JON WALDEN COMMENT: Death of an icon
15 June 2009
Three decades of decline have taken their toll on General Motors, but it now has an opportunity create a bright future for itself if it dares to be bold, writes Jon Walden
The economic crisis has brought with it the demise of General Motors in America. Of course, this company has been dying for 30 years, and the credit crunch only accelerated what would have happened anyway.
It is hard for any car person not to feel sorry at this news. GM was an icon. Its management system was behind the rise of the modern corporation that brought prosperity to Western economies, while its products liberated people to travel freely and widely. For many years it was the largest company in the world.
The symptoms of its decline were varied. Poor quality, a confused range and branding, an over-dependency in latter years on high margin trucks that then went out of fashion, poor cash flow, a belief US consumers would come back one day when all the evidence suggested that younger people were deserting in droves to imports.
But the root cause was management. The much-heralded system that gave GM leadership in its early years became ossified. Bunkered down in Detroit, ageing, bureaucratic and out of touch, it refused to face up to reality and take drastic action. The ultimate ignominy must have been being told by Washington recently that its plans were not bold enough and that more radical action on brands and plants was needed.

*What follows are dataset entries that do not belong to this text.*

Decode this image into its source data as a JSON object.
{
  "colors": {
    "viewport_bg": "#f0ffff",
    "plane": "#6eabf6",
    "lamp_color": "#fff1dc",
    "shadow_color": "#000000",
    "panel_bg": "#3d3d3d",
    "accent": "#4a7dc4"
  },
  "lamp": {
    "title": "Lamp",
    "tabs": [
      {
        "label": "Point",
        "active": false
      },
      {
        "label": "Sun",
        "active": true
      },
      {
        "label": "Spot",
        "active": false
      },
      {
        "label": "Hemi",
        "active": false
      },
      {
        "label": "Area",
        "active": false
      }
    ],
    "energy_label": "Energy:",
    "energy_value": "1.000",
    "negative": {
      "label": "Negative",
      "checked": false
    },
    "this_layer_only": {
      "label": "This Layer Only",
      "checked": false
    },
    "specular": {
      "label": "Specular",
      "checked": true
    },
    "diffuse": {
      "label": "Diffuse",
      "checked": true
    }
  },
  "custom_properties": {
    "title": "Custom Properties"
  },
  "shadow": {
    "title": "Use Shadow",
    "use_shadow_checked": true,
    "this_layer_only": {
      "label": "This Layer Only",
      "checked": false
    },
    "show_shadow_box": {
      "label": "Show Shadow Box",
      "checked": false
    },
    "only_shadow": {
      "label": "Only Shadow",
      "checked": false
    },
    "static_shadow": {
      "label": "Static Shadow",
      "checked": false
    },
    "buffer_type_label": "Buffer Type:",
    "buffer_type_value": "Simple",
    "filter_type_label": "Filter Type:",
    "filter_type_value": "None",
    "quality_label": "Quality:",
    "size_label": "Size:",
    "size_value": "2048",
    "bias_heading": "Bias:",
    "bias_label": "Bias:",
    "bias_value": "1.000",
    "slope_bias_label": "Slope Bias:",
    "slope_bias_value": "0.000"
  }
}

What does all this mean for the company's businesses in Europe? It looks like they will survive in the short term due to Government support. To survive in the long term it will need to rip up the old GM playbook, and with its leadership liberated this is possible.
More specifically this means producing great products, getting closer to its customers, ensuring dealers make good profits so they can reinvest with confidence and above all getting rid of the bureaucracy that slows down big firms. If they are bold they can do it.
Jon Walden is the former boss of Lex